Jules, a 4th century Egyptian, let himself be carried away by his irrepressible need to write about the martyrdom of persecuted Christians. When Christianity became an official religion in the Roman Empire with the Edict of Constantine, as people were no longer executed he lost his subject and his reason for living. How to go on living under these circumstances, with a family who bore him to death?
On her death bed, Mother Giacinta confessed to the priest who’d been sent for that she had mortified herself strictly out of vanity: closed away in a convent against her will, she decided to become the ugliest girl there so that the other nuns, apparently less advanced than her, would admire her on her way to sainthood.
Shortly before the French Revolution, Élisabeth Verchière joined the order of the Perpetual Adorers of the Blessed Sacrament to avoid having to think. As Soeur Madeleine, she refused to accept the fact that the Terror threatened the very existence of the convent and walked to the guillotine completely unaware of it. She won’t allow the effigy of her favourite saint to be destroyed and chooses to die rather than permit such a sacrilege.
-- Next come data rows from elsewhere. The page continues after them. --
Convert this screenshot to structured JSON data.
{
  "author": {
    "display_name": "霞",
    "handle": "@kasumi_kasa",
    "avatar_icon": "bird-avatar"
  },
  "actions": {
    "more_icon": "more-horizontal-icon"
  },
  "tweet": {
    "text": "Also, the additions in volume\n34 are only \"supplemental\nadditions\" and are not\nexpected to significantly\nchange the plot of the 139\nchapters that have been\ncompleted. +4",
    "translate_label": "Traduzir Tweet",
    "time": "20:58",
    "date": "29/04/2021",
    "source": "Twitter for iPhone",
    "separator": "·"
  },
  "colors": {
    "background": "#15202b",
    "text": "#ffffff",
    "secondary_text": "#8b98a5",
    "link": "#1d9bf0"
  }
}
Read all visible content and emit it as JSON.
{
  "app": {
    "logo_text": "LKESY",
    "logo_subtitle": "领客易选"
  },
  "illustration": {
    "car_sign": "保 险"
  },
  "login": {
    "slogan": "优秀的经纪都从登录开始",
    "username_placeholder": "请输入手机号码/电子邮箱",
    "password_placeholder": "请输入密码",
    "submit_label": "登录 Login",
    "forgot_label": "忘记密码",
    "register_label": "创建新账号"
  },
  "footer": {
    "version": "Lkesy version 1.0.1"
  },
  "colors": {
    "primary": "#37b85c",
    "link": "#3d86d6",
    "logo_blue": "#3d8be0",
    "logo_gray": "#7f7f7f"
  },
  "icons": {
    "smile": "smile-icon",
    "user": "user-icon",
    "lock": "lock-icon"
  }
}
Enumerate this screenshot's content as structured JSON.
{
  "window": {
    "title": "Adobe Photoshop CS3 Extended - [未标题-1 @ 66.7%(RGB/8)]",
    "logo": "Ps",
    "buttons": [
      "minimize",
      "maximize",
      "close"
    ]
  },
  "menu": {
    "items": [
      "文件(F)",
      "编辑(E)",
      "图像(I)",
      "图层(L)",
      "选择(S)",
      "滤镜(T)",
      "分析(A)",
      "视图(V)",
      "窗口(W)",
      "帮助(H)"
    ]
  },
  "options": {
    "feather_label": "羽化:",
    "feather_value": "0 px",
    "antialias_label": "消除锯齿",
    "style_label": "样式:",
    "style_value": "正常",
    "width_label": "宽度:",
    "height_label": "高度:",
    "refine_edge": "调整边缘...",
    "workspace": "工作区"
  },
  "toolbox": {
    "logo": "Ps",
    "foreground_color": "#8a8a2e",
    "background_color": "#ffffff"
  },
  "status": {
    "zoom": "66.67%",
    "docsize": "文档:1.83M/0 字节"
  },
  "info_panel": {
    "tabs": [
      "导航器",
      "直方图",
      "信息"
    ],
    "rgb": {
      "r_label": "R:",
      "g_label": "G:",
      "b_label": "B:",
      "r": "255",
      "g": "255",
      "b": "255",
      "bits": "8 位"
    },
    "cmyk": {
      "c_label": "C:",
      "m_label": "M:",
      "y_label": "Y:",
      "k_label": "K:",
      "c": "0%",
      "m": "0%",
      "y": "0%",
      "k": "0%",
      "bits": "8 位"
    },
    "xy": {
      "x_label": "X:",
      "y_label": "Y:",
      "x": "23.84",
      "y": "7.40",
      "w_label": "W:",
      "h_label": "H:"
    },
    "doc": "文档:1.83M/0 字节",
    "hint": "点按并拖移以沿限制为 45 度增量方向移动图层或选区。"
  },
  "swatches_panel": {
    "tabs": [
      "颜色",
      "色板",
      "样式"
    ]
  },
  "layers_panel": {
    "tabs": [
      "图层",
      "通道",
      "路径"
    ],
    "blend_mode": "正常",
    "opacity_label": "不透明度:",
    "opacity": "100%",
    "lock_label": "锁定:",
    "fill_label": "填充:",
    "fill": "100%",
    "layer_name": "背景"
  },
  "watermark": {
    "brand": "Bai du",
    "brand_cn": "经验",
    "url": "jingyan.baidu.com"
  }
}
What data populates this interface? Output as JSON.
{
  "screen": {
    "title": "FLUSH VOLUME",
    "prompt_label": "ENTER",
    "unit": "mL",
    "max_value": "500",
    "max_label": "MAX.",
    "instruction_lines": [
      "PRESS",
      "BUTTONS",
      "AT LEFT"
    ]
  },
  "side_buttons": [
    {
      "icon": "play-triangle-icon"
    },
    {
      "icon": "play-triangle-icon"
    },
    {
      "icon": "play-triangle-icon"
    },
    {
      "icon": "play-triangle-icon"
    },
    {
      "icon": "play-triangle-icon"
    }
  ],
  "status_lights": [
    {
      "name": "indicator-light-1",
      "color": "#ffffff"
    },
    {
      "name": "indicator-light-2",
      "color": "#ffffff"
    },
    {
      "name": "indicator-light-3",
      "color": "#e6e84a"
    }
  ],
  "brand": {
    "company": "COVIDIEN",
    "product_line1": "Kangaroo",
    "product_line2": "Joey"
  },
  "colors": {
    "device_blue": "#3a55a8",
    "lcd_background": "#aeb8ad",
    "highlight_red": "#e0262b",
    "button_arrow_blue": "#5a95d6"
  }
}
These seven biographies, associated with some precise moments in the history of the Church – the recognition of Christianity at the end of Ancient Rome, the Counter-Reformation, the French Revolution, the 19th century, and the Second Vatican Council – offer portraits of some astonishing individuals, marginal and self-involved.
AUTHOR : Maximilien Durand
COUNTRY : France
Jules had understood that it was not enough simply to witness the violence. Nor was it enough for him to alleviate the suffering of his coreligionists by bringing a little water and thick wine, hidden under his tunic, to numb the pain. Jules had to write. He knew of course both Greek and the language of the country, their alphabet, their spelling, their grammar. He had never felt compelled to set down anything at all, leaving it to scribes to do the accounting, to shape his contracts, even to transcribe his correspondence. The scribes had always been able to express appropriately wanted to retain. Jules was not even certain that he knew how to line up words into something coherent that deserved to be read. He had to admit though: he had to write about the martyred Christians. He started by drawing up lists of names. No doubt to become familiar with his subject and to get to know the papyrus, the ink, and the qalam or reed pen. At night on the terrace of his house in Chbehs, looking out at the Nile, he drew the sequence of Greek letters that proclaimed the frenzy of Rome. Sarapammôn, Thecla, Pirôou, Athôm… To those first names were added dozens more - those of the victims he had visited and sustained. During the pitch-black night when his sister Eucharistia came to warn him that the reserve of oil for his lamp was exhausted, Jules allowed himself to be taken by surprise, murmuring with his eyes closed the names of the dead who obsessed him. By silently declaiming them, lips nearly mute, he washed away the insults that the crowd had directed at the exhausted old man, for the frightened young girl, for the penniless families. And then he left Chbehs.
ABOUT THE AUTHOR
Maximilien Durand was born in 1976. He holds a DEA (Advanced Studies Degree) from the Department of History and Philology Sciences of the École Pratique des Hautes Études in Paris where he wrote his thesis on The Coptic Language in Haliographical Literature. He also holds degrees in first and second cycles of study from the École de Louvre where he presently teaches The History of Paleochristian Art, Byzantine Art and Christian Iconography. As a researcher, Mr. Durand regularly publishes essays and articles on Asian Christian Art, Christian Iconography and has also served as editor of a periodical on Egyptian Textiles and Balkan Heritage. Mr. Durand is presently working on the Musée du Louvre’s catalogue of Coptic manuscripts.